Beal acknowledged that his play recently had not been up to his own standards, saying after the victory over Portland, "I know I haven't been playing well ever since I came back, I just needed to get my rhythm back and my feet back underneath me."
He credited his teammates for "continuing to yell at me" to shoot more and keep his confidence up. Even after his strong performance over Portland, Beal said his teammates thought he passed up too many shots during the game.
As much as it seems unfair to quibble with such a strong performance, which saw Beal post a team high +19 (no other Wizard start was above +3) and a team low defensive rating, you can see why his teammates yell at him to shoot it more. Take the following clip for example:
Sometimes it's good to pass up a good shot for a great shot but as far as this team goes — other than a wide open look at the rim — there is no better shot. After all, Beal is a 46 percent three-point shooter on the right side of the floor.
Portland's Terry Stotts, coach of a team that hoists the fourth most three-pointers per game in the NBA, summed up his thoughts on three-point shooting quite simply prior to the game: "Philosophically I'm very much in favor of good three-point shooters taking a lot of threes."

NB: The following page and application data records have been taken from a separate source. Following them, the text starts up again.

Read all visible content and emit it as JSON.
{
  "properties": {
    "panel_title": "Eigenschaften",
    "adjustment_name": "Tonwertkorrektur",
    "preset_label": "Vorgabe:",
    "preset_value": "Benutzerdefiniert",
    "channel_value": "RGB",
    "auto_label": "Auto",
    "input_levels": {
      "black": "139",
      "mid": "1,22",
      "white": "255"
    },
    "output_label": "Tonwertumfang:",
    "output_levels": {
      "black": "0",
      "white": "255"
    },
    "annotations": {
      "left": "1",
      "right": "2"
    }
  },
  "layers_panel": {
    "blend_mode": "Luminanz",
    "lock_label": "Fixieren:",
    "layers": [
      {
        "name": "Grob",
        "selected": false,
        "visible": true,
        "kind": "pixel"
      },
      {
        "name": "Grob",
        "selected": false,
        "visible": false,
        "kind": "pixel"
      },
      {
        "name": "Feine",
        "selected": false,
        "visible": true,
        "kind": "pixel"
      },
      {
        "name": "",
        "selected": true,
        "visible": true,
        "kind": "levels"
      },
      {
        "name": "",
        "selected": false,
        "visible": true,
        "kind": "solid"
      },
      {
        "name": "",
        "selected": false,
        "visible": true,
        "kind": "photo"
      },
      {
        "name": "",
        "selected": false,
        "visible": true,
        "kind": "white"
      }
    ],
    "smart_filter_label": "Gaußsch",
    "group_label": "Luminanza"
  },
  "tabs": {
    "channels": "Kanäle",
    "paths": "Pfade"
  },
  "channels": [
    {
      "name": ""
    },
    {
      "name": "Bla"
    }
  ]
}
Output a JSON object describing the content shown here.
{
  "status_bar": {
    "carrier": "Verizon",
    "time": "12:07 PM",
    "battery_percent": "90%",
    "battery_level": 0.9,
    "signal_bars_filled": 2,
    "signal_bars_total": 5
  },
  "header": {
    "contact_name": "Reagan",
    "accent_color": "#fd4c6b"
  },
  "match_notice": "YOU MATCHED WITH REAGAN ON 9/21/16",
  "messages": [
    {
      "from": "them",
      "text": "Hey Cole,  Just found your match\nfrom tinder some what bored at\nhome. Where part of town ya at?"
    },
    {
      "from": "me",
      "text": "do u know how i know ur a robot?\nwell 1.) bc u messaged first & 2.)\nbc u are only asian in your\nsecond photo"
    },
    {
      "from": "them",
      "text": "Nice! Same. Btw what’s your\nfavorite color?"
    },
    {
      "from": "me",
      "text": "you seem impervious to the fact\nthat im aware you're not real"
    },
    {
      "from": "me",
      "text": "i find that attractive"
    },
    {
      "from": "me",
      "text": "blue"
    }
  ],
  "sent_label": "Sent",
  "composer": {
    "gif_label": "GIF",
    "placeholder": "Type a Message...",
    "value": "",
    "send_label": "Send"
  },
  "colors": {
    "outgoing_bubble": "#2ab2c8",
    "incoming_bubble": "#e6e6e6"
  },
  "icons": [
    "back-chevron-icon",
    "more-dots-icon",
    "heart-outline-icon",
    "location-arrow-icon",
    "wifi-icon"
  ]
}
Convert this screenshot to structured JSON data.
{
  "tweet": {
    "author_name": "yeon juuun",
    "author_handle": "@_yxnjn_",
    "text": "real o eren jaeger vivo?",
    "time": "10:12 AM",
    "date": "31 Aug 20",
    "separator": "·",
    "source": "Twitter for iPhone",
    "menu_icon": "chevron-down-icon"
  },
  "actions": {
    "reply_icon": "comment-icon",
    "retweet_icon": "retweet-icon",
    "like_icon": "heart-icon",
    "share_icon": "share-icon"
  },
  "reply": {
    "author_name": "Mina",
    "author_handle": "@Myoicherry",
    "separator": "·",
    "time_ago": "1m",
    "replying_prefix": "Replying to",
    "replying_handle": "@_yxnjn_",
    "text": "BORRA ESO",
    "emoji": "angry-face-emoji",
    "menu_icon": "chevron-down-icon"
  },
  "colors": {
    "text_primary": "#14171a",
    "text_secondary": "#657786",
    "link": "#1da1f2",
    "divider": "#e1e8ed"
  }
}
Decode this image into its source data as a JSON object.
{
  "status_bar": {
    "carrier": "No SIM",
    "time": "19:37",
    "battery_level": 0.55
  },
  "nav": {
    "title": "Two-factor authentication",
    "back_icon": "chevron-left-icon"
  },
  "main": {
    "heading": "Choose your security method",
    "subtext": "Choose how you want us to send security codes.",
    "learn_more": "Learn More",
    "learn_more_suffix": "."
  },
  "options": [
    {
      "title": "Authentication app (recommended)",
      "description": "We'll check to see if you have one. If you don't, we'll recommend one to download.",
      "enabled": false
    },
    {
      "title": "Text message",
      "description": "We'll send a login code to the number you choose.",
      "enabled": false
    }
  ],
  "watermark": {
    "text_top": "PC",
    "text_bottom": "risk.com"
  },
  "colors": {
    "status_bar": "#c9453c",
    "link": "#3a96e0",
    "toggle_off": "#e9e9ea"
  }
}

The Wizards, who are one of only three teams with two starters in the top 20 in three-point shooting percentage (Golden State and Atlanta are the other two), could use a few more of these vital shots from their best threat from deep.
So though John Wall is plenty enough to carry this team into the playoffs, he'll certainly need his back court running mate Bradley Beal repeat his play from Monday as the season ends and the postseason begins. And if Beal can step up and continue play well against the rest of the Wizards' opponents the way he did Monday against one of the NBA's best, their ceiling looks much higher than it did just a few weeks ago.